(DATASET CONTENT Opens)
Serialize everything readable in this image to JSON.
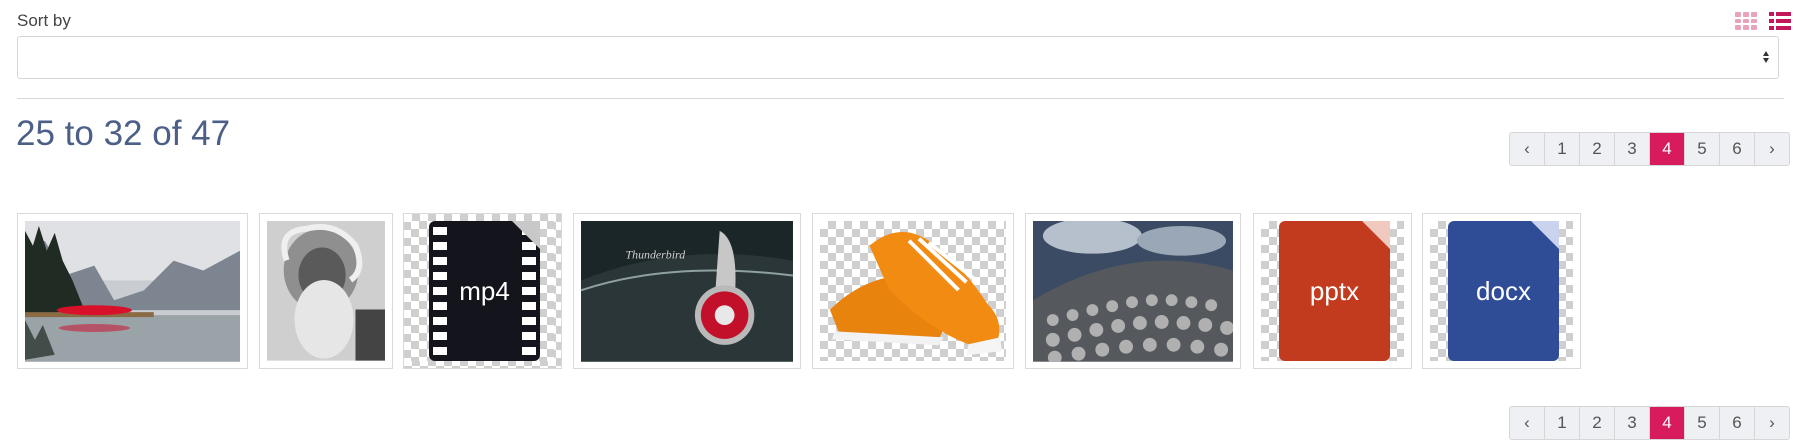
{
  "sort": {
    "label": "Sort by",
    "value": ""
  },
  "results": {
    "summary": "25 to 32 of 47"
  },
  "pagination": {
    "prev": "‹",
    "next": "›",
    "pages": [
      "1",
      "2",
      "3",
      "4",
      "5",
      "6"
    ],
    "current": "4"
  },
  "view": {
    "grid_icon": "grid-icon",
    "list_icon": "list-icon",
    "accent": "#d81b5d"
  },
  "thumbnails": [
    {
      "kind": "image",
      "subject": "lake-with-red-canoe"
    },
    {
      "kind": "image",
      "subject": "old-man-portrait"
    },
    {
      "kind": "file",
      "label": "mp4"
    },
    {
      "kind": "image",
      "subject": "classic-car-taillight"
    },
    {
      "kind": "image",
      "subject": "orange-sneakers"
    },
    {
      "kind": "image",
      "subject": "building-facade"
    },
    {
      "kind": "file",
      "label": "pptx"
    },
    {
      "kind": "file",
      "label": "docx"
    }
  ]
}
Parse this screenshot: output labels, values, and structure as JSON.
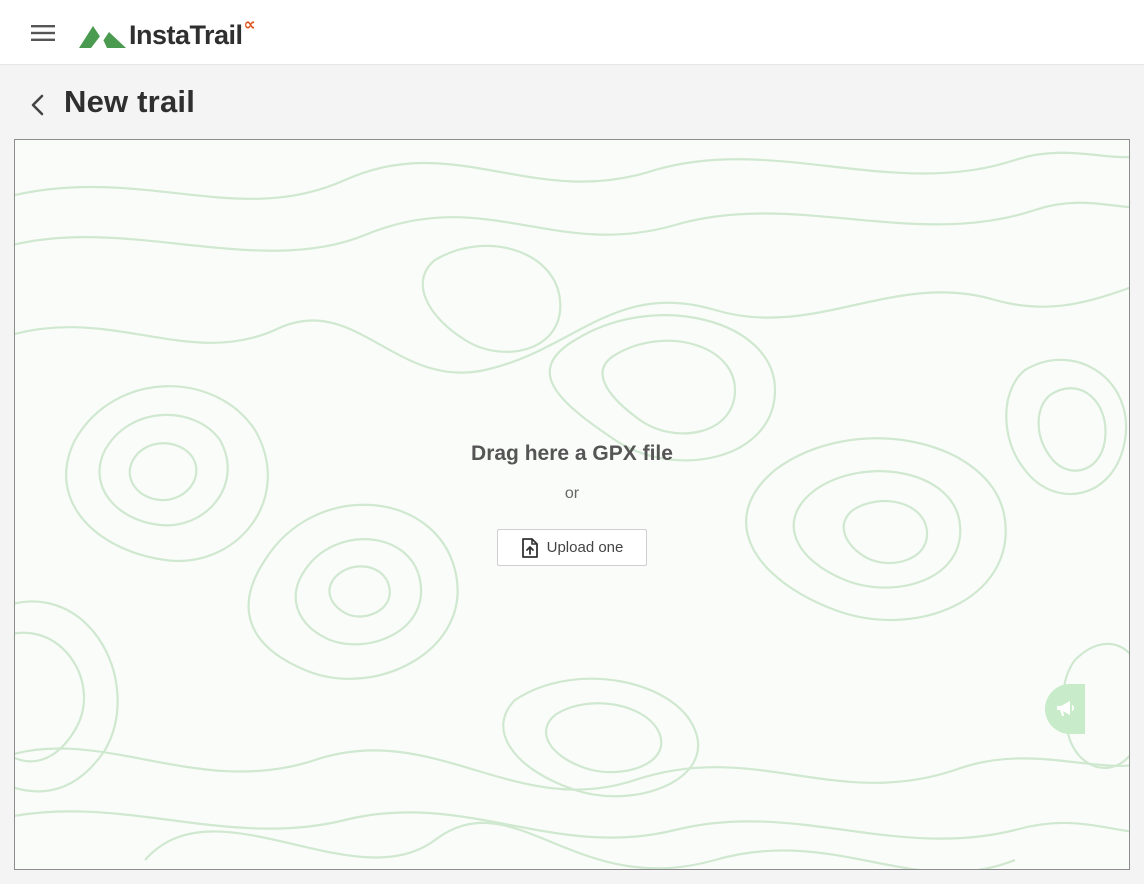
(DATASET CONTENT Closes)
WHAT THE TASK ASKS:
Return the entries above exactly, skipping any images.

REPLY:
Serialize everything readable in this image to JSON.
{
  "sort": {
    "label": "Sort by",
    "value": ""
  },
  "results": {
    "summary": "25 to 32 of 47"
  },
  "pagination": {
    "prev": "‹",
    "next": "›",
    "pages": [
      "1",
      "2",
      "3",
      "4",
      "5",
      "6"
    ],
    "current": "4"
  },
  "view": {
    "grid_icon": "grid-icon",
    "list_icon": "list-icon",
    "accent": "#d81b5d"
  },
  "thumbnails": [
    {
      "kind": "image",
      "subject": "lake-with-red-canoe"
    },
    {
      "kind": "image",
      "subject": "old-man-portrait"
    },
    {
      "kind": "file",
      "label": "mp4"
    },
    {
      "kind": "image",
      "subject": "classic-car-taillight"
    },
    {
      "kind": "image",
      "subject": "orange-sneakers"
    },
    {
      "kind": "image",
      "subject": "building-facade"
    },
    {
      "kind": "file",
      "label": "pptx"
    },
    {
      "kind": "file",
      "label": "docx"
    }
  ]
}
Parse this screenshot: output labels, values, and structure as JSON.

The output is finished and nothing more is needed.